Work instruction – The full listing below should be returned without a single change.

Entries shown –
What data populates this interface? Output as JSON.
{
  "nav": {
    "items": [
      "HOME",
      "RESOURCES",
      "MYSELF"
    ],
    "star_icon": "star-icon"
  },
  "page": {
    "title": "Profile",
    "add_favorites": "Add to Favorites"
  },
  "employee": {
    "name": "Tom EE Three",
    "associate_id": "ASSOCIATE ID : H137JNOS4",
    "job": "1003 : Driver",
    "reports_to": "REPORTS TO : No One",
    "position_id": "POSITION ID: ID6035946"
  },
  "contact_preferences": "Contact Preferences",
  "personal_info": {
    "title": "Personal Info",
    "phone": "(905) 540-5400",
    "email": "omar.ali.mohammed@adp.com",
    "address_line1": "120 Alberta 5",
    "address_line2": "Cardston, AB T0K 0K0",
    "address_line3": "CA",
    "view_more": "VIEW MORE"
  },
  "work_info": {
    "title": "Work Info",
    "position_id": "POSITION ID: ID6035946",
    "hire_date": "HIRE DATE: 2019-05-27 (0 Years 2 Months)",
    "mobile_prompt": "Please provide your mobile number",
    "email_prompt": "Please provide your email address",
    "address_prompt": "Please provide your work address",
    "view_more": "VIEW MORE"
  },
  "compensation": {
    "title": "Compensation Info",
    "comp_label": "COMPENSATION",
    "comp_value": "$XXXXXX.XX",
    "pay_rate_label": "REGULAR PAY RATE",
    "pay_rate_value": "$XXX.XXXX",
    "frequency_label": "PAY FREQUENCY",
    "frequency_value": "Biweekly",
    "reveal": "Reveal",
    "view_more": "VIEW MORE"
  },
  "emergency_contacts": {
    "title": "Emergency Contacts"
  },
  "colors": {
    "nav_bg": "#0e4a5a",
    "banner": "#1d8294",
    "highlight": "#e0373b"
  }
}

Output of the task –
What data populates this interface? Output as JSON.
{
  "nav": {
    "items": [
      "HOME",
      "RESOURCES",
      "MYSELF"
    ],
    "star_icon": "star-icon"
  },
  "page": {
    "title": "Profile",
    "add_favorites": "Add to Favorites"
  },
  "employee": {
    "name": "Tom EE Three",
    "associate_id": "ASSOCIATE ID : H137JNOS4",
    "job": "1003 : Driver",
    "reports_to": "REPORTS TO : No One",
    "position_id": "POSITION ID: ID6035946"
  },
  "contact_preferences": "Contact Preferences",
  "personal_info": {
    "title": "Personal Info",
    "phone": "(905) 540-5400",
    "email": "omar.ali.mohammed@adp.com",
    "address_line1": "120 Alberta 5",
    "address_line2": "Cardston, AB T0K 0K0",
    "address_line3": "CA",
    "view_more": "VIEW MORE"
  },
  "work_info": {
    "title": "Work Info",
    "position_id": "POSITION ID: ID6035946",
    "hire_date": "HIRE DATE: 2019-05-27 (0 Years 2 Months)",
    "mobile_prompt": "Please provide your mobile number",
    "email_prompt": "Please provide your email address",
    "address_prompt": "Please provide your work address",
    "view_more": "VIEW MORE"
  },
  "compensation": {
    "title": "Compensation Info",
    "comp_label": "COMPENSATION",
    "comp_value": "$XXXXXX.XX",
    "pay_rate_label": "REGULAR PAY RATE",
    "pay_rate_value": "$XXX.XXXX",
    "frequency_label": "PAY FREQUENCY",
    "frequency_value": "Biweekly",
    "reveal": "Reveal",
    "view_more": "VIEW MORE"
  },
  "emergency_contacts": {
    "title": "Emergency Contacts"
  },
  "colors": {
    "nav_bg": "#0e4a5a",
    "banner": "#1d8294",
    "highlight": "#e0373b"
  }
}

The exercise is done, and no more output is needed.